Research suggests that there are differences in response time (RespT) as a function of age but that aerobic fitness might have a facilitatory effect on RespT. This study was designed to examine this relationship while addressing methodological issues from past research. Men from 3 age groups completed speeded tasks, a physical activity questionnaire, and an aerobic-fitness test. Results indicated that age has a negative impact on RespT (specifically premotor time and movement time). The interaction of aerobic fitness by age was also a significant predictor of RespT (specifically movement time) such that aerobic fitness was positively related to speed of performance for older participants. It is concluded that aerobic fitness might serve a preservative function for speeded tasks in older adults.
Arthur F. Kramer, Sowon Hahn and Edward McAuley
The article provides a brief review of the literature on the relationship between aerobic Fitness and neurocognitive function, particularly as it relates to older adults. Cross-sectional studies provide strong support for the beneficial influence of fitness on neurocognitive function. The longitudinal or interventional literature, however, provides more equivocal support for this relationship. In discussing the literature, the authors introduce a new hypothesis, the executive control/fitness hypothesis, which suggests that selective neurocognitive benefits will be observed with improvements in aerobic fitness; that is, executive control processes that include planning, scheduling, task coordination, inhibition, and working memory will benefit from enhanced fitness. Preliminary evidence for this hypothesis is discussed.
Jamie L. Moul, Bert Goldman and Beverly Warren
The effect of exercise on cognitive performance in an older population was studied. Thirty sedentary men and women 65–72 years of age were randomly assigned to a walking group, a weight training group, or a placebo control group.

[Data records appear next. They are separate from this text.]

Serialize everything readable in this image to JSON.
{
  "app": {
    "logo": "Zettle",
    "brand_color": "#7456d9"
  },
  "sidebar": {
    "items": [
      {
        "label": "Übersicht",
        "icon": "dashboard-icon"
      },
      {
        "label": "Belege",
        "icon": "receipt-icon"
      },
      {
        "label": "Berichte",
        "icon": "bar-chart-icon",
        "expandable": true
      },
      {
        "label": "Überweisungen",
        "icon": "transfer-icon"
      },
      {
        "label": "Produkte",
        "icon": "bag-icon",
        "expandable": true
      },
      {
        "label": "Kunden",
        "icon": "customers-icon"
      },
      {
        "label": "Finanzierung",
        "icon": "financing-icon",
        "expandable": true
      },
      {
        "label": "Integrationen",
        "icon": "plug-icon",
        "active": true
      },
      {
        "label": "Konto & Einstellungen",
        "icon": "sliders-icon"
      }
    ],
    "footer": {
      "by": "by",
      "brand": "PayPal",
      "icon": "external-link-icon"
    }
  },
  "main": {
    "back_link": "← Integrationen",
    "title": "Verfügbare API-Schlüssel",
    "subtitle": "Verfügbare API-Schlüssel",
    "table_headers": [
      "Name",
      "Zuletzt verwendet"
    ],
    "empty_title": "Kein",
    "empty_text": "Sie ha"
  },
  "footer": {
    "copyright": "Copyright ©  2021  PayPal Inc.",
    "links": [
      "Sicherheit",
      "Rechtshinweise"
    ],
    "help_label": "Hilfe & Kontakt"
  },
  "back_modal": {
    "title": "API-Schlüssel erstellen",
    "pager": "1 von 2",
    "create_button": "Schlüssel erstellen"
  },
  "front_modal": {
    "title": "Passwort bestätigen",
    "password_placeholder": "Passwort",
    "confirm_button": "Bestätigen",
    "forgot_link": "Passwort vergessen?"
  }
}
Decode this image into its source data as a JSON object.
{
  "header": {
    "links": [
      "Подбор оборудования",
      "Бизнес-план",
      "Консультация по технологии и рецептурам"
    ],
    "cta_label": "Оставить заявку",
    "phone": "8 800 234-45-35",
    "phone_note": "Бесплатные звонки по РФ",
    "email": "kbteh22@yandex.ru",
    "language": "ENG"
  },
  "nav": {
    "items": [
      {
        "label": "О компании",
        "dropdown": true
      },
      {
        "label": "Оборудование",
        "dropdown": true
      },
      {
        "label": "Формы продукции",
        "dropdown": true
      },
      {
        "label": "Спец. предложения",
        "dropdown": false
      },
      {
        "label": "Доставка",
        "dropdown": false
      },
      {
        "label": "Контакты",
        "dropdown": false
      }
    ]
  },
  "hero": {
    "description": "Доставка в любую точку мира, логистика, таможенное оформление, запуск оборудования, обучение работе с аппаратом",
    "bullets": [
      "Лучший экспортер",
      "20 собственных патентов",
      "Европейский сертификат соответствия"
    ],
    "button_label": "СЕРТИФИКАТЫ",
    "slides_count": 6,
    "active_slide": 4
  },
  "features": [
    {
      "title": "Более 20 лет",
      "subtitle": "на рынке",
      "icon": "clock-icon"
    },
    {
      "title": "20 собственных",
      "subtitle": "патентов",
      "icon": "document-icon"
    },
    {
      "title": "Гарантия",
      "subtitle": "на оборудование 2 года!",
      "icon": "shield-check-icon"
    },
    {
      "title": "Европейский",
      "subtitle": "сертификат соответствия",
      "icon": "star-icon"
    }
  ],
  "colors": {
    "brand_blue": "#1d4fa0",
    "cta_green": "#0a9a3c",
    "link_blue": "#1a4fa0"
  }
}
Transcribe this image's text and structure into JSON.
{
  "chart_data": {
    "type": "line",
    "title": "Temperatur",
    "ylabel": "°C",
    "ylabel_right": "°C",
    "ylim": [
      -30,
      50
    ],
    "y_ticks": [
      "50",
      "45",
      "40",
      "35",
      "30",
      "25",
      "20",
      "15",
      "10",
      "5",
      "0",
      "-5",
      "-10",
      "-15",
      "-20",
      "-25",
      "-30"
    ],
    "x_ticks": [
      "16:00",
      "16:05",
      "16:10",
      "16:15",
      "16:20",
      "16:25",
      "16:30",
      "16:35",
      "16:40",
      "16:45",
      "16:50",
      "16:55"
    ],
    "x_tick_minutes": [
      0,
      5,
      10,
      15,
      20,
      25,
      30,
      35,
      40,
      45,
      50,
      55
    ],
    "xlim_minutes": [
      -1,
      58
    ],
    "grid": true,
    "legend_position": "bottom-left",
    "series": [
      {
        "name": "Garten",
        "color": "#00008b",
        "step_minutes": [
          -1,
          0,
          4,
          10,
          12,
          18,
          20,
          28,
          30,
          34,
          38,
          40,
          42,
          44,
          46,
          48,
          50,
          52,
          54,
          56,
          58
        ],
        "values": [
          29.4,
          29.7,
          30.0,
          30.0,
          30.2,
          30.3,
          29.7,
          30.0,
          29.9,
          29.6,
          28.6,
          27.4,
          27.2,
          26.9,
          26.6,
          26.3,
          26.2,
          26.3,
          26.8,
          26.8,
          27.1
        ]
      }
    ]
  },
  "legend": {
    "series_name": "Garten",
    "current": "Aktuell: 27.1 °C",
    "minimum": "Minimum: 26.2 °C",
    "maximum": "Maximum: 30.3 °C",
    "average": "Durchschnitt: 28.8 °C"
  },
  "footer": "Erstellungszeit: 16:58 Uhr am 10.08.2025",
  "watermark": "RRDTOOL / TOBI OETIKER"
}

Intervention groups exercised 30–60 min 5 days per week for 16 weeks, with the walking group training at 60% heart rate reserve, the weight training group employing the DAPRE method of weight progression, and the placebo control group engaging in mild range-of-motion and flexibility movements that kept their heart rates close to resting levels. At baseline and 16 weeks posttraining each subject completed the Ross Information Processing Assessment (RIPA), a maximal graded treadmill test, and a strength assessment of the knee extensors and elbow flexors. Sixteen weeks of walking improved VO2peak of the sedentary subjects 15.8%; VO2peak did not improve in the other two groups. Additionally, the RIPA scores of the walking group increased 7.5%, while those of the weight-training and control groups showed little change.